Netflix's The Haunting of Hill House is available now on Netflix, so you can start streaming whenever you want. Keep reading if you want to know what we thought of the full 10-episode season.
Horror movies often save their biggest scares for the latter half, building up tension before exploding into all out terror. Extrapolate that over 10 hour-long episodes, and you have Netflix's newest horror show, The Haunting of Hill House. It makes for some fantastically scary final episodes and a relatively slow early half. If you can get invested in the Crains' family drama, it's worth sticking through.

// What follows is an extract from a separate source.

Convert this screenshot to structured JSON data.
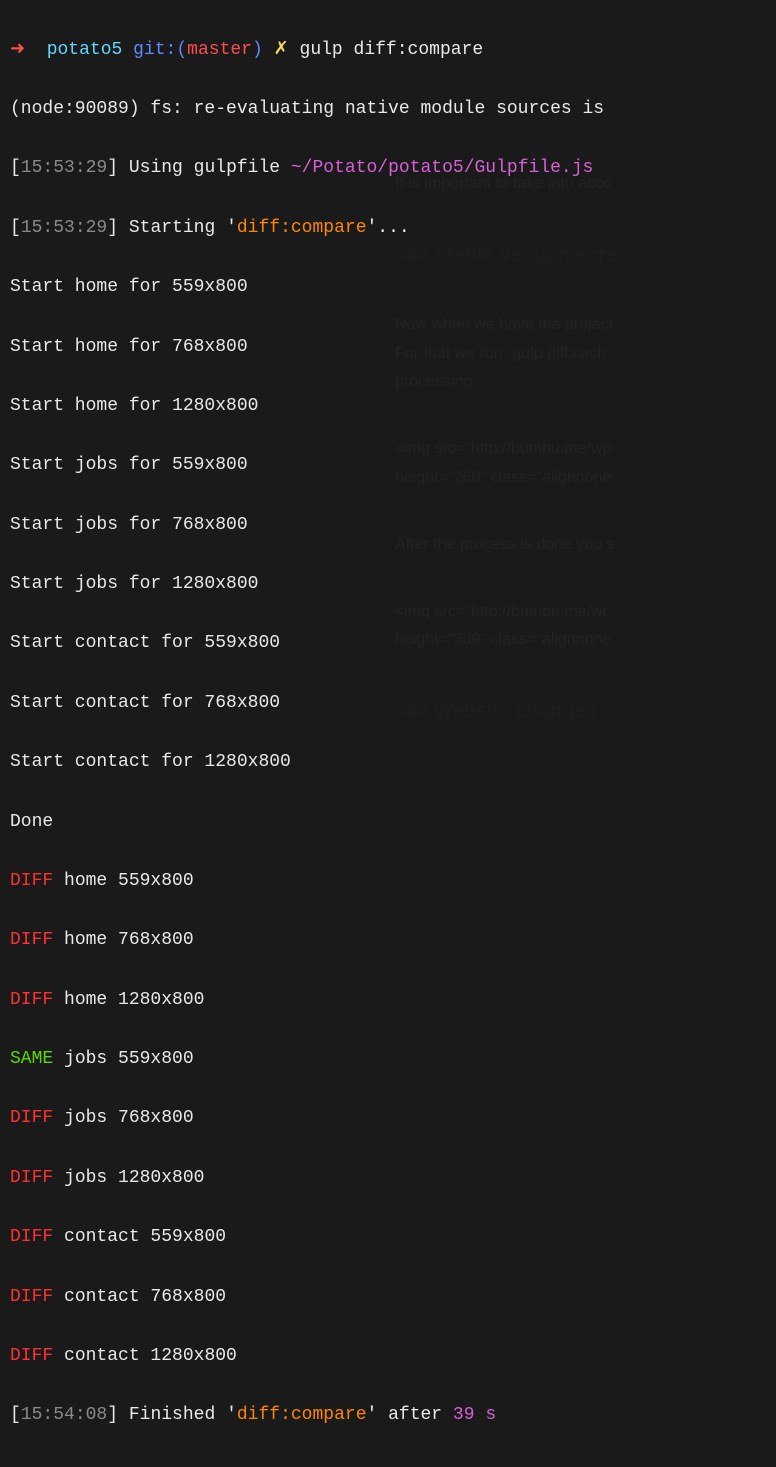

That family drama can at first be hard to follow. The Crains are a big, unhappy family, and The Haunting of Hill House jumps frequently between their childhood and adults selves. That means there are young and old versions of Nelly Crain (Violet McGraw/Victoria Pedretti), Luke Crain (Julian Hilliard/Oliver Jackson-Cohen), Theo Crain (Mckenna Grace/Kate Siegel), Shirley Crain (Lulu Wilson/Elizabeth Reaser), and Steven Crain (Paxton Singleton/Michiel Huisman), not to mention their father, Hugh Crain (Henry Thomas/Timothy Hutton), their mother, Olivia (Carla Gugino), and various other characters like Hill House's dual caretakers, the adult characters' various spouses, and more. Especially at first, it can simply be hard to follow which young character corresponds to which adult character, despite the show's sometimes half-hearted efforts to give them similar mannerisms or otherwise connect the young and old versions visually.

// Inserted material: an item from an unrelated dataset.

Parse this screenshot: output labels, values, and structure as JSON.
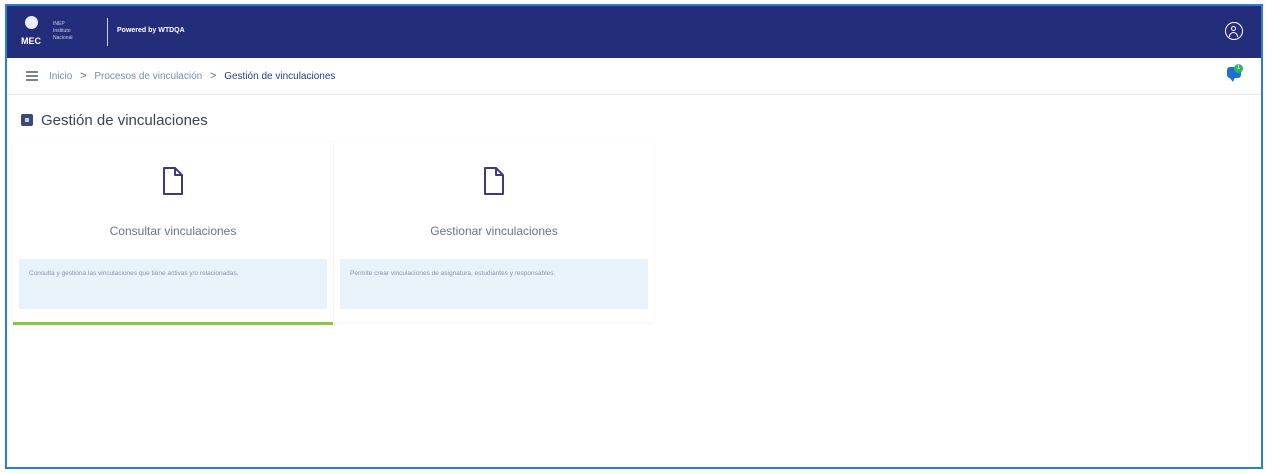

The Haunting of Hill House follows the Crains throughout their strange, cursed lives, from the moment they move into Hill House--meant to be a single summer spent remodeling the house so they can sell it--to, in some cases, their bitter ends. Hill House's first victim (among the Crain family, at least) is the mother, Olivia, whose mysterious death haunts the family for the rest of their lives. In the present, they wrestle with another death while fighting with each other over hurts both petty and real.
If you stick with it, you'll eventually connect the dots, although stretched out as it is across 10 episodes, the drama can still be exhausting. That's in large part due to the show's structure. It's not just the constant jumping between past and present; the show also likes to show us only bits and pieces of events, deliberately keeping us in the dark until it feels like making certain reveals. The season's first half also repeats itself constantly, as each episode covers the same series of events from a different character's perspective (and remember, there are a ton of them). That makes for lots of repetition, glacial pacing, and an overall feeling of treading water.
The upside of that is it makes each episode's one or two really solid scares all the more startling. And halfway through the season, when all the characters' storylines catch up to one another and they finally come together, things pick up considerably. Around the same time, the scares get more intense, with the greatest jumps coming late in the season. If you're in it just for those, you might find it taxing to sit through the early episodes. That said, there's plenty more to appreciate about the season as a whole.
Take the house itself. Hill House is very well designed, with multiple set pieces within the structure that will quickly jump out and lodge themselves in your imagination. There's the red door that's always locked and can't be opened with any tools or force, and the red room behind it that seems to be occupied, though that's clearly impossible. There's the iron spiral staircase with the Chekhov's gun of loosely tied hemp ropes ever present tied around it, the eery statue gallery the characters barely acknowledge--like it's totally normal to have a room full of creepy sculptures in the middle of your home--and the dumb waiter leading to a secret basement that's not on any floor plan.
By the same token, Hill House is full of strongly characterized spooks, ghouls, and specters. There's the Bent Neck Lady, a floating ghost who appears to Nelly in her bed as a child, and elsewhere later in life. There's the Bowler Hat Man, an impossibly tall Slender Man lookalike who rhythmically taps his cane despite floating above the ground. There's a gnarled old lady who seems tied to one bedroom, an ephemeral girl who lives in the woods and visits to play with Luke, and the manipulative 1920s flapper girl. And there may or may not be a zombie in the basement.
The Haunting of Hill House is a horror movie in slow motion. It has too many characters, and gives too few answers. But it's also an atmospheric trip through one family's life, with a long, detailed view of the traumas they experience at the hands of a single haunted house and the ghouls that inhabit it. Even though it's slow at the start, it's worth seeing through to the end.
The Haunting of Hill House is streaming now on Netflix.